Tracking Motor Development
According to developmental experts, manual dexterity is directly tied to cognitive development. "It's through her hands that your baby demonstrates the link between thought and action," says Rhoda Erhardt, a pediatric occupational therapist in St. Paul who specializes in hand function. That's why it's important to track your child's hand development and encourage her fine motor skills. Here's what to expect in the first 12 months.
0 to 3 Months
Most of the hand movement that occurs during the first three months is involuntary. Place your finger in your newborn's palm, and his fingers will close around it tightly. "Your child doesn't have superhuman strength," Erhardt says. It's simply his palmar reflex, an automatic response. Your baby may also knot his hands into tight fists or splay them if he's crying or surprised. In the months ahead, these reflexes will eventually turn into voluntary actions.
- Stroke the backs of his knuckles with a rattle. Then, as his fingers open, place it gently in his palm. In the beginning, he won't be able to hold it very long, but the experience of holding and dropping it will let him practice for later play.
- Make sure your baby plays on his tummy. It's crucial for helping him strengthen his back, shoulder, arm, and hand muscles.
- Invest in a baby gym with dangling toys. Placing your baby under the arch and encouraging her to bat at the toys is wonderful practice for hand-eye coordination.
4 to 6 Months
This is a crucial period in the development of your baby's fine motor skills. During these months, he'll start to learn to coordinate his thoughts with his hand movements. He won't just pick up any old toy; he'll reach for, grab, and mouth his favorites. He'll also begin to grab his own hands and feet and transfer objects from hand to hand. "This type of exploration teaches your child cause and effect and shows him that his actions have an impact on the world," Philibert says.
- Play pat-a-cake or "The Itsy-Bitsy Spider" with your baby to help improve her coordination.
- Press a soft block between your baby's hands for practice holding toys.
- Shift your baby's positions frequently. When an infant learns to play in a new position, such as on her side, her motor skills are challenged in different ways and develop more thoroughly.
7 to 9 Months
By now, your baby is a master at handling her toys. Banging, shaking, dropping, and even throwing them are all routine play.
Her biggest challenge during these months will be learning how to feed herself. "She'll be able to wedge the food into her fist," Philibert says. "Whether she gets it into her mouth is another story." By the end of this period, your child's pincer skills will develop. She will not only be able to feed herself but also have the skill to grip a selected Cheerio between her thumb and forefinger.
- Let your baby make a mess. It's great practice for little fingers.
- When your baby plays, make sure her back and shoulders are supported so she can concentrate on making her fingers work.

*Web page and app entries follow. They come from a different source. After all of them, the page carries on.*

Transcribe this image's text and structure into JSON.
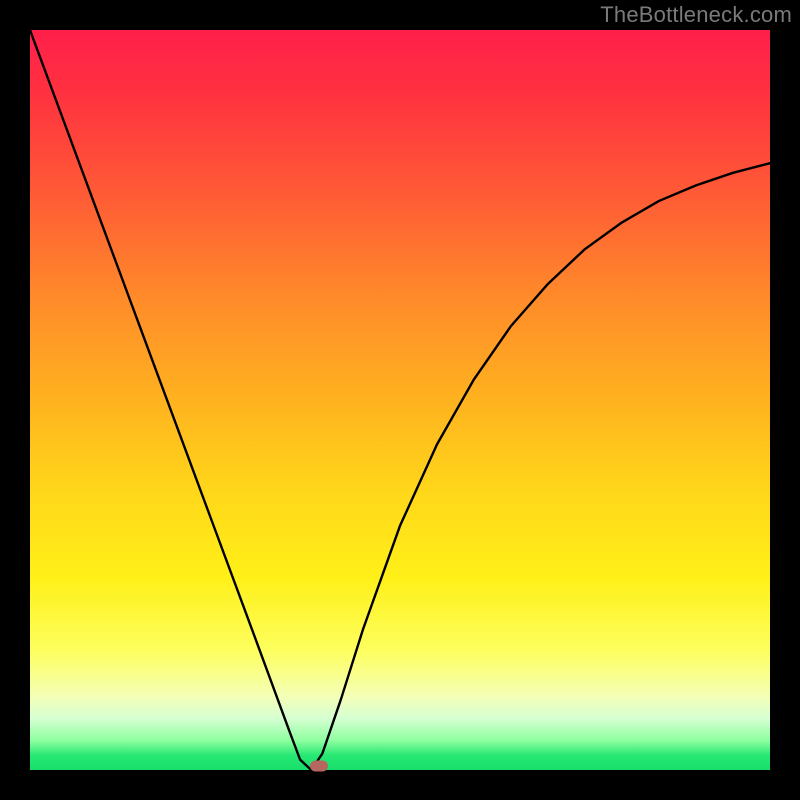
{
  "watermark": "TheBottleneck.com",
  "chart_data": {
    "type": "line",
    "title": "",
    "xlabel": "",
    "ylabel": "",
    "xlim": [
      0,
      1
    ],
    "ylim": [
      0,
      1
    ],
    "series": [
      {
        "name": "curve",
        "x": [
          0.0,
          0.05,
          0.1,
          0.15,
          0.2,
          0.25,
          0.3,
          0.325,
          0.35,
          0.365,
          0.38,
          0.395,
          0.42,
          0.45,
          0.5,
          0.55,
          0.6,
          0.65,
          0.7,
          0.75,
          0.8,
          0.85,
          0.9,
          0.95,
          1.0
        ],
        "y": [
          1.0,
          0.865,
          0.73,
          0.595,
          0.46,
          0.325,
          0.19,
          0.122,
          0.054,
          0.014,
          0.0,
          0.022,
          0.095,
          0.19,
          0.33,
          0.44,
          0.528,
          0.6,
          0.657,
          0.704,
          0.74,
          0.769,
          0.79,
          0.807,
          0.82
        ]
      }
    ],
    "marker": {
      "x": 0.39,
      "y": 0.005
    },
    "background_gradient": {
      "top": "#ff1f4b",
      "mid": "#ffd61a",
      "bottom": "#18de6a"
    }
  }
}
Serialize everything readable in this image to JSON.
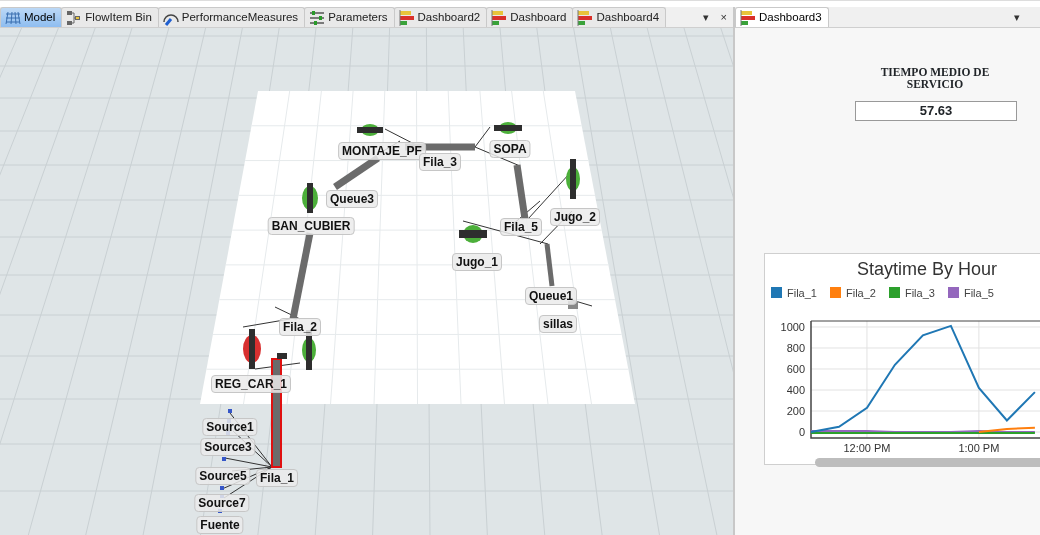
{
  "left_pane": {
    "tabs": [
      {
        "label": "Model",
        "selected": true
      },
      {
        "label": "FlowItem Bin",
        "selected": false
      },
      {
        "label": "PerformanceMeasures",
        "selected": false
      },
      {
        "label": "Parameters",
        "selected": false
      },
      {
        "label": "Dashboard2",
        "selected": false
      },
      {
        "label": "Dashboard",
        "selected": false
      },
      {
        "label": "Dashboard4",
        "selected": false
      }
    ],
    "menu": "▾",
    "close": "×",
    "model_view": {
      "labels": [
        {
          "text": "MONTAJE_PF"
        },
        {
          "text": "Fila_3"
        },
        {
          "text": "SOPA"
        },
        {
          "text": "Queue3"
        },
        {
          "text": "BAN_CUBIER"
        },
        {
          "text": "Fila_5"
        },
        {
          "text": "Jugo_2"
        },
        {
          "text": "Jugo_1"
        },
        {
          "text": "Queue1"
        },
        {
          "text": "sillas"
        },
        {
          "text": "Fila_2"
        },
        {
          "text": "REG_CAR_1"
        },
        {
          "text": "Source1"
        },
        {
          "text": "Source3"
        },
        {
          "text": "Source5"
        },
        {
          "text": "Fila_1"
        },
        {
          "text": "Source7"
        },
        {
          "text": "Fuente"
        }
      ]
    }
  },
  "right_pane": {
    "tabs": [
      {
        "label": "Dashboard3",
        "selected": true
      }
    ],
    "menu": "▾",
    "stat": {
      "title": "TIEMPO MEDIO DE SERVICIO",
      "value": "57.63"
    },
    "chart": {
      "chart_data": {
        "type": "line",
        "title": "Staytime By Hour",
        "x": [
          11.5,
          11.75,
          12,
          12.25,
          12.5,
          12.75,
          13,
          13.25,
          13.5
        ],
        "xlim": [
          11.5,
          13.68
        ],
        "ylim": [
          -57,
          1057
        ],
        "grid": true,
        "legend": "top",
        "xticks": [
          {
            "value": 12,
            "label": "12:00 PM"
          },
          {
            "value": 13,
            "label": "1:00 PM"
          }
        ],
        "yticks": [
          0,
          200,
          400,
          600,
          800,
          1000
        ],
        "series": [
          {
            "name": "Fila_1",
            "color": "#1f77b4",
            "values": [
              0,
              50,
              230,
              640,
              920,
              1010,
              420,
              110,
              380
            ]
          },
          {
            "name": "Fila_2",
            "color": "#ff7f0e",
            "values": [
              null,
              null,
              null,
              null,
              null,
              null,
              0,
              30,
              40
            ]
          },
          {
            "name": "Fila_3",
            "color": "#2ca02c",
            "values": [
              -10,
              -10,
              -10,
              -10,
              -10,
              -10,
              -10,
              -10,
              -10
            ]
          },
          {
            "name": "Fila_5",
            "color": "#9467bd",
            "values": [
              10,
              10,
              10,
              0,
              0,
              0,
              10,
              0,
              0
            ]
          }
        ]
      }
    }
  }
}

- Let your baby do things by herself. This allows her to practice her skills and promotes independence.
10 to 12 Months
During this stage, your baby refines what she knows and moves on to harder tasks, such as learning how to operate her fingers independently of one another. (That means that the inside of her nose and ears, as well as yours, suddenly become tunnels to be explored.) Your child will also be able to point to objects she wants and use hand signals to let you know that she wants to be held or picked up. She'll also start to clap along to music and willingly reach for and hold your hand.
- Tie short pieces of different-colored yarn to each of her fingers so she can see and feel them moving individually. Make sure the yarn is snug but not too tight.
- Poking holes is the best way to help your child learn to use each of her fingers independently, so invest in some clay and let her poke to her heart's content.
- Babies this age understand dozens of words, so ask your child to perform tasks that challenge her motor coordination and her understanding of cause and effect, such as squeezing a squeaky toy.